This November, Michiganders made it clear that they want an end to gerrymandering in our state,” Rep. LaGrand said. “As I’ve talked with voters, they are stunned to learn that partisan redistricting will continue on for county commission districts. The passage of Proposal 2 proves Michiganders want to unrig the rules and create a redistricting system that is fair, impartial, and transparent. It is time to end gerrymandering in Michigan once and for all by bringing these citizen-initiated reforms down ballot.”

Currently, County Commission districts are drawn by five partisan officials – a County Prosecutor, Treasurer and Clerk who are all elected partisans, as well as the county chairs of the two parties receiving the highest vote totals in the county. Rep. LaGrand’s bill would designate apportionment authority to a nonpartisan panel of district and circuit court judges selected by lottery. After the census, this panel would draw new districts based on the standards existing in current statute.

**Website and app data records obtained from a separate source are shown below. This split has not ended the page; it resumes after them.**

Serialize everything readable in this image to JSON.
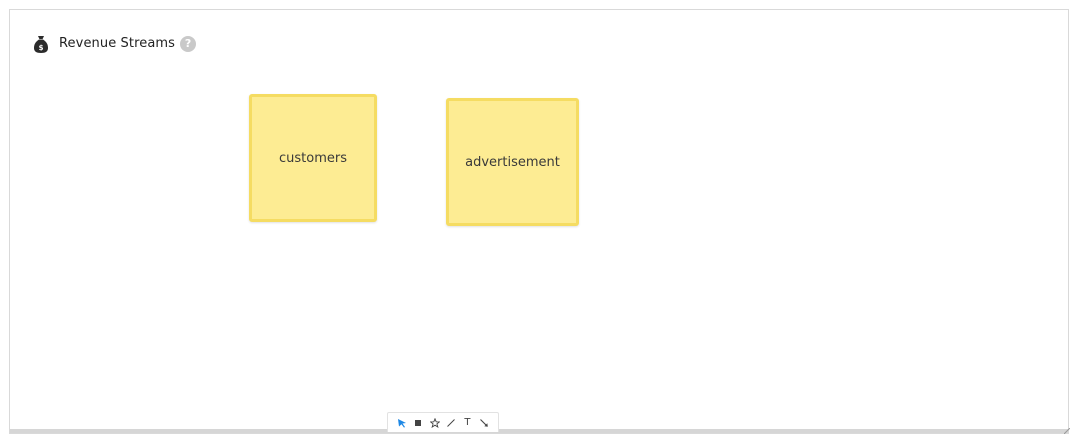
{
  "canvas": {
    "title": "Revenue Streams",
    "title_icon": "money-bag-icon",
    "help_icon": "help-icon",
    "help_glyph": "?"
  },
  "notes": [
    {
      "text": "customers",
      "color": "#fdec93"
    },
    {
      "text": "advertisement",
      "color": "#fdec93"
    }
  ],
  "toolbar": {
    "tools": [
      {
        "name": "select-tool",
        "icon": "cursor-arrow-icon",
        "active": true,
        "accent": "#1e88e5"
      },
      {
        "name": "sticky-note-tool",
        "icon": "square-icon"
      },
      {
        "name": "shape-tool",
        "icon": "star-icon"
      },
      {
        "name": "line-tool",
        "icon": "line-icon"
      },
      {
        "name": "text-tool",
        "icon": "text-icon",
        "glyph": "T"
      },
      {
        "name": "connector-tool",
        "icon": "arrow-icon"
      }
    ]
  }
}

“In Kent County, we have seen commission districts in Grand Rapids and Wyoming drawn into ridiculous shapes,” said Phil Skaggs, a Kent County Commissioner. “Kent County Republicans did this to dilute the influence of Democratic voters and keep the commission in Republican hands. This bill would help the Commission and others like it reflect the makeup of the county more accurately.”